### ACTIVITY
Exact copies of the line with "Extract the structured" and of all lines after it through the end of the entries are required, and no other lines.

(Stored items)
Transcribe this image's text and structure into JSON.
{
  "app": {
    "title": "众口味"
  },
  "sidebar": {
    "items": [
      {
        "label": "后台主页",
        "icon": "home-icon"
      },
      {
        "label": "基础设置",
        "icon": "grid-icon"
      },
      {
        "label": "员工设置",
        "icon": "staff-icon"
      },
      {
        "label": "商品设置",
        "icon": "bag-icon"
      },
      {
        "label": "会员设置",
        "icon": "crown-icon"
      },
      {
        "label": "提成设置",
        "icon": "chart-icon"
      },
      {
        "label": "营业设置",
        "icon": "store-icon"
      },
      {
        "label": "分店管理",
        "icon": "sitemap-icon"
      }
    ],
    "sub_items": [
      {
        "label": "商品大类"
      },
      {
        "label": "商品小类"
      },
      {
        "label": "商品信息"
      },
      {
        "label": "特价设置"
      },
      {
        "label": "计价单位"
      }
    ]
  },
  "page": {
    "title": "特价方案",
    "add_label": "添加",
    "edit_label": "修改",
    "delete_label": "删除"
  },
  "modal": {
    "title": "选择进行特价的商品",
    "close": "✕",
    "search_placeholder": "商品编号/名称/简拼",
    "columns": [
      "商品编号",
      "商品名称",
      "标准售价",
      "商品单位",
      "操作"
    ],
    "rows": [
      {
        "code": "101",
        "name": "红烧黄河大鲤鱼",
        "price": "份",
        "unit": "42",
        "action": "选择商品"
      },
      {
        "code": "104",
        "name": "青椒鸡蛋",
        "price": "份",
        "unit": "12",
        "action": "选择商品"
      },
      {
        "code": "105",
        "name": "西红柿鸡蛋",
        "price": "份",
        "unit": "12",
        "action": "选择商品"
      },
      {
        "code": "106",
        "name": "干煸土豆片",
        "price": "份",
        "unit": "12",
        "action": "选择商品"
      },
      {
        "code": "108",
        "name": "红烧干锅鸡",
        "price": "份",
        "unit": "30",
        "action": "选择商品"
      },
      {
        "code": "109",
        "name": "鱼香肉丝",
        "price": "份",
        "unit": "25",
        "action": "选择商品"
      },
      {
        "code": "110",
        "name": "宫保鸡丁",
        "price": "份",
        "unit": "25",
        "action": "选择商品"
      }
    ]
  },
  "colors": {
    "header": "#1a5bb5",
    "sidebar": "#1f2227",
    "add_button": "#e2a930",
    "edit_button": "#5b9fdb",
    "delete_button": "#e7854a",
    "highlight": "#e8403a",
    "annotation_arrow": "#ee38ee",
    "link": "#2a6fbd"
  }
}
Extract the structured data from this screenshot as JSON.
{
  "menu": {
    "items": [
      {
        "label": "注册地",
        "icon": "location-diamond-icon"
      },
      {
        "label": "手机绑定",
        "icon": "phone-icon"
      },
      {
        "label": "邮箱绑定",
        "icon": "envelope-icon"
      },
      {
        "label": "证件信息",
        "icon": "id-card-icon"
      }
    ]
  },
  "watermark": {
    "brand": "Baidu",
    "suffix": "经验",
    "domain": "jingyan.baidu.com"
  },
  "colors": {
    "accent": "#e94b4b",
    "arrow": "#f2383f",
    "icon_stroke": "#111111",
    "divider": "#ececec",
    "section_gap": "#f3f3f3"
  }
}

### WORKED SOLUTION
Extract the structured data from this screenshot as JSON.
{
  "menu": {
    "items": [
      {
        "label": "注册地",
        "icon": "location-diamond-icon"
      },
      {
        "label": "手机绑定",
        "icon": "phone-icon"
      },
      {
        "label": "邮箱绑定",
        "icon": "envelope-icon"
      },
      {
        "label": "证件信息",
        "icon": "id-card-icon"
      }
    ]
  },
  "watermark": {
    "brand": "Baidu",
    "suffix": "经验",
    "domain": "jingyan.baidu.com"
  },
  "colors": {
    "accent": "#e94b4b",
    "arrow": "#f2383f",
    "icon_stroke": "#111111",
    "divider": "#ececec",
    "section_gap": "#f3f3f3"
  }
}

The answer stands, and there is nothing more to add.